Change It Up Challenge--Successful? YES - I will be making this yoga class a regular part of my exercise routine, even if it means having to chime out an "Ohm" or two.
Tuesday, February 8, 2011
stands for all things,
Sunday, February 6, 2011
Author: Gabriel Garcia Marquez
Marquez's Love in the Time of Cholera is the story of Florentino Ariza, a poetic, solemn young man bedazzled by the charms and beauty of the well-connected Fermina Daza. After months in their youth of exchanging hundreds of love letters back and forth, Fermina rejects Florentino after the proposal of the wealthy Dr. Urbino; once engaged, she cuts off all ties with the devastated young Florentino. But Florentino does not give up so easily--he vowed to love her forever, and forever he will; he continues to reserve his heart for her and her alone, despite having 622 "affairs" while he is waiting for the moment when he will be able to confess his undying love to her once again...fifty-one years, nine months, and four days after the fact.
Interesting-sounding enough, eh? Except for the bulk of the book is caught up in the explanation of a hundred or so of the so-called "affairs," which often made for uncomfortable reading at best, boring at worst. Although the language of Marquez is unparalleled by few other modern authors, the beautiful imagery was not enough to save what, for me, was a flimsy plot--Fermina Daza seems to offer little beyond grace, beauty, and youthful caprices, and Florentino's odd ideas of love (like having an affair with a 14-yr.-old distant relative while in his 70s) make for two characters that I didn't care much for.
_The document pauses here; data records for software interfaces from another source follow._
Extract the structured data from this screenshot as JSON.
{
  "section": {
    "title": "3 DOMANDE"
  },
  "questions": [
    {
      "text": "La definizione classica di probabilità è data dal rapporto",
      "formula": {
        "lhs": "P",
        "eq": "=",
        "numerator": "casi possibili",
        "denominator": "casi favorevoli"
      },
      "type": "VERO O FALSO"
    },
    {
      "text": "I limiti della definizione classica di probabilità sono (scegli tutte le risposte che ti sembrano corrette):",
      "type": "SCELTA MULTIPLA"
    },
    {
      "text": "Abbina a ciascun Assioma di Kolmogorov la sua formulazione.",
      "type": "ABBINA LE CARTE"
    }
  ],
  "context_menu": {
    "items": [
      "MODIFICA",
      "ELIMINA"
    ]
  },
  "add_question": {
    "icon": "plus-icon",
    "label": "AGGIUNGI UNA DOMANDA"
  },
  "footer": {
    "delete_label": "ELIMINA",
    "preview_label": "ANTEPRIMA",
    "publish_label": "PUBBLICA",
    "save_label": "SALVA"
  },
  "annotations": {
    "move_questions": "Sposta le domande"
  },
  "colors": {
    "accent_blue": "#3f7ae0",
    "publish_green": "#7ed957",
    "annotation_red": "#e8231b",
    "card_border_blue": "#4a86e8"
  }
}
Due to the dragging plot and the unlovable characters, this book took me six months to sludge through (an unprecedented feat contrary to my usual quick-read habits). I know it's a bad sign when I keep saying things like, "I can't wait until I'm done with this so I can read something I'll actually enjoy reading."
The one saving grace for the book was in the stunning, detailed descriptions and thought-provoking rare gems scattered throughout, such as this favorite quote: "He allowed himself to be swayed by his conviction that human beings are not born once and for all on the day their mothers give birth to them, but that life obliges them over and over again to give birth to themselves." And how!
My Rating: 2 Stars